* _What needs to be done_: Reproduce every entry exactly, without alteration.

'''

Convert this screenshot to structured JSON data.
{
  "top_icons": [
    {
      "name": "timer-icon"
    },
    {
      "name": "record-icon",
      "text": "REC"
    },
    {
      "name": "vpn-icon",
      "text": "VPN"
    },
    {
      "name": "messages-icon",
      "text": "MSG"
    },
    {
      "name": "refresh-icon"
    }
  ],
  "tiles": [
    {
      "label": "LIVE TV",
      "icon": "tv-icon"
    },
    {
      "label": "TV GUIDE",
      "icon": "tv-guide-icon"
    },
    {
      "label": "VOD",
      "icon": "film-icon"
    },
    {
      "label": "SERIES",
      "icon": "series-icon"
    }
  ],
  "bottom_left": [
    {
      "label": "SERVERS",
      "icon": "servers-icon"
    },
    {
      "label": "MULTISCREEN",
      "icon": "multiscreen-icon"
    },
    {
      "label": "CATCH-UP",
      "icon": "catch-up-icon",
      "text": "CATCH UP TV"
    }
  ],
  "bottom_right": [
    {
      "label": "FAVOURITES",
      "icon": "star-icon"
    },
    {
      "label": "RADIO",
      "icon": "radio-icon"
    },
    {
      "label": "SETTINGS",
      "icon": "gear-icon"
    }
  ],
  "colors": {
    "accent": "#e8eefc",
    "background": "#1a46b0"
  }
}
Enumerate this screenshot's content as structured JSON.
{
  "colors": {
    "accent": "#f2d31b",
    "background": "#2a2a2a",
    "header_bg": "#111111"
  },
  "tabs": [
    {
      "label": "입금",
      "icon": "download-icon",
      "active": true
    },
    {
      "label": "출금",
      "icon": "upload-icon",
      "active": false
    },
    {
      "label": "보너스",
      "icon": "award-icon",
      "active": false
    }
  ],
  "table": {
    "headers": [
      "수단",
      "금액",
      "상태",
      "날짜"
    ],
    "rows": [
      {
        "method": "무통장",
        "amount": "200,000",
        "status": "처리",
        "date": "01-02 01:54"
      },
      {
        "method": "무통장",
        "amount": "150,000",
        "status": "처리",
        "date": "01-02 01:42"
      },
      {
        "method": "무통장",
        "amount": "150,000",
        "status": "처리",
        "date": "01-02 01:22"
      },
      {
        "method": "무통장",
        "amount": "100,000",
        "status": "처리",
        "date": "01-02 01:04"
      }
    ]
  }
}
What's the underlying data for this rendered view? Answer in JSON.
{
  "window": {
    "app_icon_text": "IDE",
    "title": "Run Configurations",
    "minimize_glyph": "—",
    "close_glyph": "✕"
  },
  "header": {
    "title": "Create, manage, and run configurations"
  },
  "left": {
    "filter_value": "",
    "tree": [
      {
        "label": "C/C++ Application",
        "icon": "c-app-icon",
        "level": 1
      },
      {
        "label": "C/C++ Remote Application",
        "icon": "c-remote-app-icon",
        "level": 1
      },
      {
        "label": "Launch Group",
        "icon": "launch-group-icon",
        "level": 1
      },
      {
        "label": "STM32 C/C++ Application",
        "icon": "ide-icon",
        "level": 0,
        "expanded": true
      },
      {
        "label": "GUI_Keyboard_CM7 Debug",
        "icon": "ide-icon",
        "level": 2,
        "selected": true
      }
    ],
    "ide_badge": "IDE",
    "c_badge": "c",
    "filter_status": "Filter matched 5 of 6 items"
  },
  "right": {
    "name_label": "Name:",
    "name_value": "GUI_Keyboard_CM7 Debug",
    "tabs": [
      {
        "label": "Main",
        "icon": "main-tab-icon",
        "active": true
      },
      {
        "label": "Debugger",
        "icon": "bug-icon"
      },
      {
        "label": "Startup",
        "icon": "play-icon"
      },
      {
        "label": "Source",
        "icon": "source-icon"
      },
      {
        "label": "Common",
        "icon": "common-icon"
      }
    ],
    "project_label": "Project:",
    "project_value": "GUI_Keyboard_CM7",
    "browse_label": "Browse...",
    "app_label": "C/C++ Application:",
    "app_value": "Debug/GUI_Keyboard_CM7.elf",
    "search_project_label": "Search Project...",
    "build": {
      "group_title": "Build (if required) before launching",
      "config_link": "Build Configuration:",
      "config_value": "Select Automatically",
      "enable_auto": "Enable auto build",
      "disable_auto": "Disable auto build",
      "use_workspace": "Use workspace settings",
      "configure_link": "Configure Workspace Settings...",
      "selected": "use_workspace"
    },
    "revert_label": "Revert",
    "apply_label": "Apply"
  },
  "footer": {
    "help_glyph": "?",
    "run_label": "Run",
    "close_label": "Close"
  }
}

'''

* _Answer space_:
Convert this screenshot to structured JSON data.
{
  "top_icons": [
    {
      "name": "timer-icon"
    },
    {
      "name": "record-icon",
      "text": "REC"
    },
    {
      "name": "vpn-icon",
      "text": "VPN"
    },
    {
      "name": "messages-icon",
      "text": "MSG"
    },
    {
      "name": "refresh-icon"
    }
  ],
  "tiles": [
    {
      "label": "LIVE TV",
      "icon": "tv-icon"
    },
    {
      "label": "TV GUIDE",
      "icon": "tv-guide-icon"
    },
    {
      "label": "VOD",
      "icon": "film-icon"
    },
    {
      "label": "SERIES",
      "icon": "series-icon"
    }
  ],
  "bottom_left": [
    {
      "label": "SERVERS",
      "icon": "servers-icon"
    },
    {
      "label": "MULTISCREEN",
      "icon": "multiscreen-icon"
    },
    {
      "label": "CATCH-UP",
      "icon": "catch-up-icon",
      "text": "CATCH UP TV"
    }
  ],
  "bottom_right": [
    {
      "label": "FAVOURITES",
      "icon": "star-icon"
    },
    {
      "label": "RADIO",
      "icon": "radio-icon"
    },
    {
      "label": "SETTINGS",
      "icon": "gear-icon"
    }
  ],
  "colors": {
    "accent": "#e8eefc",
    "background": "#1a46b0"
  }
}
Enumerate this screenshot's content as structured JSON.
{
  "colors": {
    "accent": "#f2d31b",
    "background": "#2a2a2a",
    "header_bg": "#111111"
  },
  "tabs": [
    {
      "label": "입금",
      "icon": "download-icon",
      "active": true
    },
    {
      "label": "출금",
      "icon": "upload-icon",
      "active": false
    },
    {
      "label": "보너스",
      "icon": "award-icon",
      "active": false
    }
  ],
  "table": {
    "headers": [
      "수단",
      "금액",
      "상태",
      "날짜"
    ],
    "rows": [
      {
        "method": "무통장",
        "amount": "200,000",
        "status": "처리",
        "date": "01-02 01:54"
      },
      {
        "method": "무통장",
        "amount": "150,000",
        "status": "처리",
        "date": "01-02 01:42"
      },
      {
        "method": "무통장",
        "amount": "150,000",
        "status": "처리",
        "date": "01-02 01:22"
      },
      {
        "method": "무통장",
        "amount": "100,000",
        "status": "처리",
        "date": "01-02 01:04"
      }
    ]
  }
}
What's the underlying data for this rendered view? Answer in JSON.
{
  "window": {
    "app_icon_text": "IDE",
    "title": "Run Configurations",
    "minimize_glyph": "—",
    "close_glyph": "✕"
  },
  "header": {
    "title": "Create, manage, and run configurations"
  },
  "left": {
    "filter_value": "",
    "tree": [
      {
        "label": "C/C++ Application",
        "icon": "c-app-icon",
        "level": 1
      },
      {
        "label": "C/C++ Remote Application",
        "icon": "c-remote-app-icon",
        "level": 1
      },
      {
        "label": "Launch Group",
        "icon": "launch-group-icon",
        "level": 1
      },
      {
        "label": "STM32 C/C++ Application",
        "icon": "ide-icon",
        "level": 0,
        "expanded": true
      },
      {
        "label": "GUI_Keyboard_CM7 Debug",
        "icon": "ide-icon",
        "level": 2,
        "selected": true
      }
    ],
    "ide_badge": "IDE",
    "c_badge": "c",
    "filter_status": "Filter matched 5 of 6 items"
  },
  "right": {
    "name_label": "Name:",
    "name_value": "GUI_Keyboard_CM7 Debug",
    "tabs": [
      {
        "label": "Main",
        "icon": "main-tab-icon",
        "active": true
      },
      {
        "label": "Debugger",
        "icon": "bug-icon"
      },
      {
        "label": "Startup",
        "icon": "play-icon"
      },
      {
        "label": "Source",
        "icon": "source-icon"
      },
      {
        "label": "Common",
        "icon": "common-icon"
      }
    ],
    "project_label": "Project:",
    "project_value": "GUI_Keyboard_CM7",
    "browse_label": "Browse...",
    "app_label": "C/C++ Application:",
    "app_value": "Debug/GUI_Keyboard_CM7.elf",
    "search_project_label": "Search Project...",
    "build": {
      "group_title": "Build (if required) before launching",
      "config_link": "Build Configuration:",
      "config_value": "Select Automatically",
      "enable_auto": "Enable auto build",
      "disable_auto": "Disable auto build",
      "use_workspace": "Use workspace settings",
      "configure_link": "Configure Workspace Settings...",
      "selected": "use_workspace"
    },
    "revert_label": "Revert",
    "apply_label": "Apply"
  },
  "footer": {
    "help_glyph": "?",
    "run_label": "Run",
    "close_label": "Close"
  }
}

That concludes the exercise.